The cycad garden at Ganna Walska Lotusland was one of the last to be added by Madame Walska to her 37-acre estate. By the early 1970’s she had already amassed a world class cycad collection but they were growing in a crowded, shady corner of the property. In 1975, then director of the garden Charlie Glass, proposed creating an entirely new garden to showcase this collection – construction began in 1977 and was completed in 1979. Glass considered this garden his greatest achievement writing, “How few people could ever have the chance to landscape on that scale and with such a fabulous collection of rare, virtually irreplaceable plants!” The plants are massed by genus on raised beds with the centerpiece being three enormous Encephalartos woodii perched on a rocky cliff above their own Koi pond. The collection today consists of 9 of the 10 genera of cycads, excluding Bowenia, and 143 taxa comprising approximately 700 plants. Not just an amazing display garden, the collection is used to educate the public about the need for conservation of this most threatened plant group on the planet as well as to promote and aid in research. Lotusland is a member of the IUCN Species Survival Commission’s Cycad Specialist Group.
The Montgomery Botanical Center carries out its mission by collecting seeds from wild populations of tropical plants around the world, particularly seeds of palms and cycads. Montgomery germinates these seeds in its nursery and grows the resulting plants in population-based, documented, scientific collections. Montgomery fosters, and participates in, scientific research by collecting and maintaining scientific data on its collections, by making its collections and scientific data available to scientists for research purposes, and by disseminating this research and data through scientific publications. Montgomery cooperates with many botanical institutions and countries around the world by making its plant collections, knowledge and expertise available to their scientists, educators, and students. Montgomery explains its mission and operations to the general public through workshops, lectures, publications and tours of the plant collections in its garden.

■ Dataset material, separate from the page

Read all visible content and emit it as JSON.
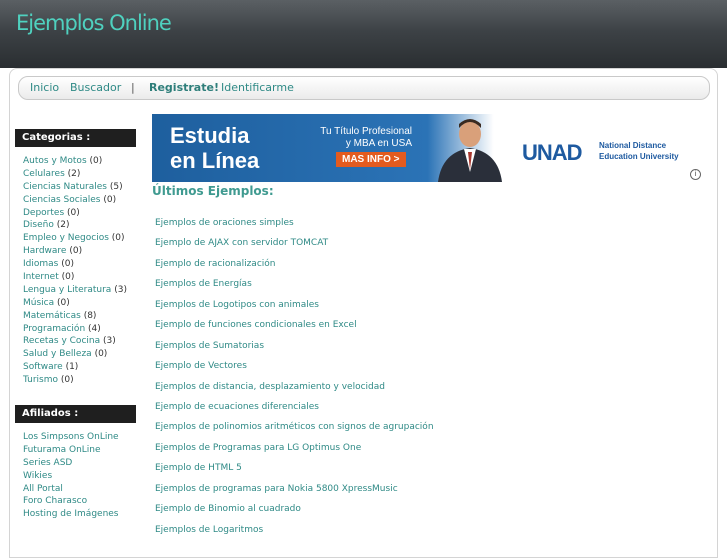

The San Diego Zoo Wildlife Alliance is part of a Multisite Cycad Collection of the Plant Collections Network (formerly North American Plant Collections Consortium, NAPCC) of the American Public Gardens Association. With 82 taxa and many mature specimens, the San Diego Zoo has one of the best cycad collections in the world, including 29 species that are conservation worthy.

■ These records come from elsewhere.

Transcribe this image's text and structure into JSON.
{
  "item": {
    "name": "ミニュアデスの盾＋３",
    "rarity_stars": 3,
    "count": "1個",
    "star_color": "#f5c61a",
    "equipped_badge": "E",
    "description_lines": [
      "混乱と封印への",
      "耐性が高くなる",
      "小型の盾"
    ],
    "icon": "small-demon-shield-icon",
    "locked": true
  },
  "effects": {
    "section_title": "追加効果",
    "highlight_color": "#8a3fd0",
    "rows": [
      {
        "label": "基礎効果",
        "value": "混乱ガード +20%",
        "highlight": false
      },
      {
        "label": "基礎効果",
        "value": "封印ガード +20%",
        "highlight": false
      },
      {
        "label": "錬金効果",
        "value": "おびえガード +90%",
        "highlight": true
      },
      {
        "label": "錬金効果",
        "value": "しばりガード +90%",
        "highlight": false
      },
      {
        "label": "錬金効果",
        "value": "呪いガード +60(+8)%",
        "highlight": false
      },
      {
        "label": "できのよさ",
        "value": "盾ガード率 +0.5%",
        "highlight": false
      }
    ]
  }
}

The University of California Botanical Garden at Berkeley (UCBG) is part of the Multisite Cycad Collection of the Plant Collections Network of the American Public Gardens Association. Our goal at UCBG is to represent the broadest diversity of taxa possible to support research, teaching, and conservation. The UCBG was founded as a research collection. Although many of our cycads are missing provenance data (having come from government confiscations) their taxonomic breadth makes them ideal for some avenues of research and for some conservation projects. Nearly 650 cycad accessions of just over 100 species are represented in the collection, including all ten genera. The three best represented genera are Macrozamia from Australia (35% of known taxa), Dioon from Mexico (60% percent of known taxa), and Encephalartos (60% of known taxa). San Francisco Bay Area temperatures are ideal for many Encephalartos, including the taxa that are the focus of our conservation effort. Our climate is marginal for Mexican and Central American taxa from the genera Dioon and Ceratozamia, though with careful siting they have prospered and coned. We have a relatively large number of cycads not fully hardy in the Bay Area, such as the beautiful and exotic looking Cycas multipinnata and C. micholitzii. These, along with the genera Microcycas, Bowenia, and Stangeria require greenhouse care here. Tissue samples continue to be supplied for various research projects and frozen pollen is shared with other collection holders for controlled breeding.
For information about Cycad multi-site collections inventory, please contact the multi-site Coordinator